> _Your instructions_: Search the data for the string "access" and extract every line where it appears.

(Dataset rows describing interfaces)
--- START ---

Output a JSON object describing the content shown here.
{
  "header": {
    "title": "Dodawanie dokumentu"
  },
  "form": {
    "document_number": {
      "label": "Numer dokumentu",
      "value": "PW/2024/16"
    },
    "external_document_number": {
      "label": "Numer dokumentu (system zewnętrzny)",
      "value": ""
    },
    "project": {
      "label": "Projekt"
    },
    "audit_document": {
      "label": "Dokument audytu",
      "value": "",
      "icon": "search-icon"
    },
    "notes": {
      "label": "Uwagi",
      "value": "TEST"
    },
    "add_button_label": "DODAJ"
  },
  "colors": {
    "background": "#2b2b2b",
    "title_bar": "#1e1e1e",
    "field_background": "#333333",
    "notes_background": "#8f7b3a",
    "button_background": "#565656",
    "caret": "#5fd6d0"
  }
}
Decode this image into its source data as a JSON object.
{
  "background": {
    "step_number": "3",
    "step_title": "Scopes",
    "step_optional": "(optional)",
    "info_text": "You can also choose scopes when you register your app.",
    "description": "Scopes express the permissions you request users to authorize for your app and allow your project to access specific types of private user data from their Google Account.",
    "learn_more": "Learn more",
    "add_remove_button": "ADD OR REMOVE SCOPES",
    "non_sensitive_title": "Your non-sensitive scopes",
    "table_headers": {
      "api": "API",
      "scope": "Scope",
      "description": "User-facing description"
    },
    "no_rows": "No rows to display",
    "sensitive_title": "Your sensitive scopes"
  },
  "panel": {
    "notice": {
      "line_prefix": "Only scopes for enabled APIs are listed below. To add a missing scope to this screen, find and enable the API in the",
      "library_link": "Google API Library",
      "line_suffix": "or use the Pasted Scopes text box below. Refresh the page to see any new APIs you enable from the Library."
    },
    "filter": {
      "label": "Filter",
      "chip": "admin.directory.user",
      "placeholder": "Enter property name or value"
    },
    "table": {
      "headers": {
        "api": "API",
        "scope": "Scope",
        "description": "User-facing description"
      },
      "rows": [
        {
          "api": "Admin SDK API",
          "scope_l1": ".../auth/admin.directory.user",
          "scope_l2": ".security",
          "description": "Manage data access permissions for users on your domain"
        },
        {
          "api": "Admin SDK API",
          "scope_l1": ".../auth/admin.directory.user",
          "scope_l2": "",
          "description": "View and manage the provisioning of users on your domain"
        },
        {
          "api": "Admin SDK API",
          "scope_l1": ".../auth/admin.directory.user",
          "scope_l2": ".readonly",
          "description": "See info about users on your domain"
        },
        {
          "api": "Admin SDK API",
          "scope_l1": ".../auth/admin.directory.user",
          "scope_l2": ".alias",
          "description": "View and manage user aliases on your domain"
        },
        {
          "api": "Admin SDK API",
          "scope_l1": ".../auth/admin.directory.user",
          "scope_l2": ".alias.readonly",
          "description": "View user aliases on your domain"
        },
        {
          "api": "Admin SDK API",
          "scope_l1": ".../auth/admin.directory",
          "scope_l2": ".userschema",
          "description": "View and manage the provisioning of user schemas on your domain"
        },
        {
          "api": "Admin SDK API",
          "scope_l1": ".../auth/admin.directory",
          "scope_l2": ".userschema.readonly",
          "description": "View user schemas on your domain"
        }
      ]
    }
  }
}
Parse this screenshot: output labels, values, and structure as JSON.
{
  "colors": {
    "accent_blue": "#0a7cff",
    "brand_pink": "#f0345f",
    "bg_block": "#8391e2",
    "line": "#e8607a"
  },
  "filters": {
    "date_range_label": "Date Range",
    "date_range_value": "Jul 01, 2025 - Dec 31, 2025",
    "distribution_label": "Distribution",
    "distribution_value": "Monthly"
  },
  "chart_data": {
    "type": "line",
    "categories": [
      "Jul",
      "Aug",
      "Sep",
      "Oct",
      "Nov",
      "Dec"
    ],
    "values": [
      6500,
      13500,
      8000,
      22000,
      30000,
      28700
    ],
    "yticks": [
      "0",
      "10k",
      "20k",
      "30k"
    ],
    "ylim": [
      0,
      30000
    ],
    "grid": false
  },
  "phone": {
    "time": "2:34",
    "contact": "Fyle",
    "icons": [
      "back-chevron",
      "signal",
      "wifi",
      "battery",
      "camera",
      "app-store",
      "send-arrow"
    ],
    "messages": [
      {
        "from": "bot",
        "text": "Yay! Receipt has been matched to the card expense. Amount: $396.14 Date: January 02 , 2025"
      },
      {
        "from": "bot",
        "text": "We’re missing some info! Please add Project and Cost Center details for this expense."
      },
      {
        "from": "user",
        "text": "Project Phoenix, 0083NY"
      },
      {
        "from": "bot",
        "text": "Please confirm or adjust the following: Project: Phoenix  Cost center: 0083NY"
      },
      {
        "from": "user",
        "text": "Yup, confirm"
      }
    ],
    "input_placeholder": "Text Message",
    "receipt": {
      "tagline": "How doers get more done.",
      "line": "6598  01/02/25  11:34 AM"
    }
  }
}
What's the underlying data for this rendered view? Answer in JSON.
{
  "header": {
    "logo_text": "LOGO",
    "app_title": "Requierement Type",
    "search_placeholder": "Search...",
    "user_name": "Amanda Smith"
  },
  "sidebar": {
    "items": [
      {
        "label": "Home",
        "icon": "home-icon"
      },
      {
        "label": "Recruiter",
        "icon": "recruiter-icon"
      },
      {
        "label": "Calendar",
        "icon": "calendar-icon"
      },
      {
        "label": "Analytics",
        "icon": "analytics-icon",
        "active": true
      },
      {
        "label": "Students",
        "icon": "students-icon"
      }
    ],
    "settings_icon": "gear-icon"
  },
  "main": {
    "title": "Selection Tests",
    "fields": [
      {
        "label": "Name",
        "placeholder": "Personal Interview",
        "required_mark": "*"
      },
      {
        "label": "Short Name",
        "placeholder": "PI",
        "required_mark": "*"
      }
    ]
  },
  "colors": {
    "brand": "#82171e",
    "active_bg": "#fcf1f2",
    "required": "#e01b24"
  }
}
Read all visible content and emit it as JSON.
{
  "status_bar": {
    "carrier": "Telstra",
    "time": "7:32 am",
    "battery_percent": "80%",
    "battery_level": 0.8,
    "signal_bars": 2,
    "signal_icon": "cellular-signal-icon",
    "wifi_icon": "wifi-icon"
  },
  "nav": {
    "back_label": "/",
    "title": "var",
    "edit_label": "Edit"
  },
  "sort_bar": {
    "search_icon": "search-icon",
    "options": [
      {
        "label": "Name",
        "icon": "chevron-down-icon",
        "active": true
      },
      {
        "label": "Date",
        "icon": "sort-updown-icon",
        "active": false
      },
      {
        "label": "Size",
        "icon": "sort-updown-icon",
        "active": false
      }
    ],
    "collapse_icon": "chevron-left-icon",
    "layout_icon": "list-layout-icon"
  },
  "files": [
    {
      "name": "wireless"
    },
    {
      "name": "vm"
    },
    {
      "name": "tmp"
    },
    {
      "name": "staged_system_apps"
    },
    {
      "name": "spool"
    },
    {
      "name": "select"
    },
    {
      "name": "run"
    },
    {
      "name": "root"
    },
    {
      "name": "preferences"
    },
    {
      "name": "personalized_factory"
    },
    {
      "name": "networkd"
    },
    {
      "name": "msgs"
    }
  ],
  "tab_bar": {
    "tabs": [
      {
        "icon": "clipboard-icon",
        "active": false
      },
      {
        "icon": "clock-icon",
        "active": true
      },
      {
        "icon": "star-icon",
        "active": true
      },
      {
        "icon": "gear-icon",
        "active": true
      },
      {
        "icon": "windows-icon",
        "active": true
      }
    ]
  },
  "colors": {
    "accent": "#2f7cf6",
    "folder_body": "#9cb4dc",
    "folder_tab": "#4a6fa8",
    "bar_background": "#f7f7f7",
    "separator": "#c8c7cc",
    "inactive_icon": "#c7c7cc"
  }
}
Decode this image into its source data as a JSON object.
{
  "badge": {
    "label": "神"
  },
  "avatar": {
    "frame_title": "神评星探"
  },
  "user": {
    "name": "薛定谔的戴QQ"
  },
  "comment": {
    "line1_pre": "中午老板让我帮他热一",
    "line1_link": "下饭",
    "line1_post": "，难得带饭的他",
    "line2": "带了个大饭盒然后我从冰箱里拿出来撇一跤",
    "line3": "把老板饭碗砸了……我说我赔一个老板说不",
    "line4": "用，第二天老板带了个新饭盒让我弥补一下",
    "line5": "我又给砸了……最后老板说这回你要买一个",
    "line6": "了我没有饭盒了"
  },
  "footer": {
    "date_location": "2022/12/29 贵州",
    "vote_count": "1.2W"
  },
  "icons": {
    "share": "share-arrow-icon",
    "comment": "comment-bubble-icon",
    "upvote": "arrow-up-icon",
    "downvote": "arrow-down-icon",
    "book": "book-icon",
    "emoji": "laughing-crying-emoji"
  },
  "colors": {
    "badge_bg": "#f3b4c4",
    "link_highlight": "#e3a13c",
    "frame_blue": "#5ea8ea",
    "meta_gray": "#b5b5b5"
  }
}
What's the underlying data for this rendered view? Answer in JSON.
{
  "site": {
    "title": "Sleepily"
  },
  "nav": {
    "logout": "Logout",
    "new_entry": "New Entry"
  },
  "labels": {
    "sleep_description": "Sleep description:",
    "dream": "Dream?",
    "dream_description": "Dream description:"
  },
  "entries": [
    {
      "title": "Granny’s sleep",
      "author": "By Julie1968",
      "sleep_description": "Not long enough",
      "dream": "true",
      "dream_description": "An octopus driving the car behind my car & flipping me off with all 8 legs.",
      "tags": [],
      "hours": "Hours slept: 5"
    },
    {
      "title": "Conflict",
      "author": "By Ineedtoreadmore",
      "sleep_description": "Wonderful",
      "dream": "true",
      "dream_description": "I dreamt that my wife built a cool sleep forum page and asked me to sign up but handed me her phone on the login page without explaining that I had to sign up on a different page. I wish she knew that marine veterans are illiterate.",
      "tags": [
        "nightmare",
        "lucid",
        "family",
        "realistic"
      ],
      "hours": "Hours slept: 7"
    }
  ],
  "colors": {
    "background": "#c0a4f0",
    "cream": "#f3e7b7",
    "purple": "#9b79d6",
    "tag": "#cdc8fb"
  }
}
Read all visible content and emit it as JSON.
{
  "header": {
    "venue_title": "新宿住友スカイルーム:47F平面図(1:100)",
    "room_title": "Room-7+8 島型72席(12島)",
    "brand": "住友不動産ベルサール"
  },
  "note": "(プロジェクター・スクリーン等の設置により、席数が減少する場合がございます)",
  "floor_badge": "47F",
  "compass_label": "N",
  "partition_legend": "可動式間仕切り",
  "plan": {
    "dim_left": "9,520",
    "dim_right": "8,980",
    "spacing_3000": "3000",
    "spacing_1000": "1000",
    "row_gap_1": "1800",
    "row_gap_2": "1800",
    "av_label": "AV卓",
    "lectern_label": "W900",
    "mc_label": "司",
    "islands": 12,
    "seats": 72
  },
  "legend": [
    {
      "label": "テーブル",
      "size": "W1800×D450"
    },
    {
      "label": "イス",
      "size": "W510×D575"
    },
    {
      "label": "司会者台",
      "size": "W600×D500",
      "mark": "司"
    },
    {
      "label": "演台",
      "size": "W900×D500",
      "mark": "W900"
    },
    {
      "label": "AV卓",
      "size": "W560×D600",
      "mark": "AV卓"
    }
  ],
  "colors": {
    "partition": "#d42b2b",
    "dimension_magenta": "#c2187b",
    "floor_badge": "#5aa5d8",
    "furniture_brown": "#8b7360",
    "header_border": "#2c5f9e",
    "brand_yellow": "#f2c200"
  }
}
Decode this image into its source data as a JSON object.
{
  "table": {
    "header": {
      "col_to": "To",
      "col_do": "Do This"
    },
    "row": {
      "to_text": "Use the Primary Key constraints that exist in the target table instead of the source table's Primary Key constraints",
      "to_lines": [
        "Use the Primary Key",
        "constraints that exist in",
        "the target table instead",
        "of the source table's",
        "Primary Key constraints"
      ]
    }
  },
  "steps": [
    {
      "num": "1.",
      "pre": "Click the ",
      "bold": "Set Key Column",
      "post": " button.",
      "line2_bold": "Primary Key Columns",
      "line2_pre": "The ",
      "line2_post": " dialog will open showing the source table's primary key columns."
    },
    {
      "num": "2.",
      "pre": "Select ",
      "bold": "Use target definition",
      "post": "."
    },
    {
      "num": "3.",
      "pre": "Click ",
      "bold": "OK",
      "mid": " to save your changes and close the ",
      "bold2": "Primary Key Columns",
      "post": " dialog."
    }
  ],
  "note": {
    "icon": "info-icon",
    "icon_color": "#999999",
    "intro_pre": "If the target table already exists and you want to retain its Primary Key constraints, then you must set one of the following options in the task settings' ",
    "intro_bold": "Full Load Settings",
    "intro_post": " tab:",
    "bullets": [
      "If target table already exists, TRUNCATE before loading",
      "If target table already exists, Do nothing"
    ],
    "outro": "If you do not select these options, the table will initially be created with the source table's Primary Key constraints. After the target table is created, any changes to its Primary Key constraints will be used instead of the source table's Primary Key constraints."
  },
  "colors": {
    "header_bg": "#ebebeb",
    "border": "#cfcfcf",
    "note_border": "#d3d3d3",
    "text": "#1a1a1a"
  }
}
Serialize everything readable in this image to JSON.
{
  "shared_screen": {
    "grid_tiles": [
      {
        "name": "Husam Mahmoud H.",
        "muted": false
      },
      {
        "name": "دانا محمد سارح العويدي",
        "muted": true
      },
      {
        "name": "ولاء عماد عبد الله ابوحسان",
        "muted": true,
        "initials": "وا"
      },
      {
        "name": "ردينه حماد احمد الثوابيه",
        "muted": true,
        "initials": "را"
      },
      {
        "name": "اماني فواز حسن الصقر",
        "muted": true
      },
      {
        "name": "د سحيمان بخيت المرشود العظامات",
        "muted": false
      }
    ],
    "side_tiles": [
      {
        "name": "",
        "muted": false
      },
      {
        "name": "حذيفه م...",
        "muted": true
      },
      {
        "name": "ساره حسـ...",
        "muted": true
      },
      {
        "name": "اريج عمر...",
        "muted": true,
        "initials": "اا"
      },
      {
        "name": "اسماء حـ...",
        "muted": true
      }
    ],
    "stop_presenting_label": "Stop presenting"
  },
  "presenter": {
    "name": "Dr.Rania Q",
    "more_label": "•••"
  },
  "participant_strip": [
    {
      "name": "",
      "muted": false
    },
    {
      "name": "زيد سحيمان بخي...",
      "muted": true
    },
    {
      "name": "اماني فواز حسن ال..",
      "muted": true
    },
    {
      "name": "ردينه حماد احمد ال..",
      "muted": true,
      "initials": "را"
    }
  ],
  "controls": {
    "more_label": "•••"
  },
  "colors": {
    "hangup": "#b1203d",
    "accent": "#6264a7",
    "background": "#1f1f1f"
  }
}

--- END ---

> _Answer area_:
    "description": "Scopes express the permissions you request users to authorize for your app and allow your project to access specific types of private user data from their Google Account.",
          "description": "Manage data access permissions for users on your domain"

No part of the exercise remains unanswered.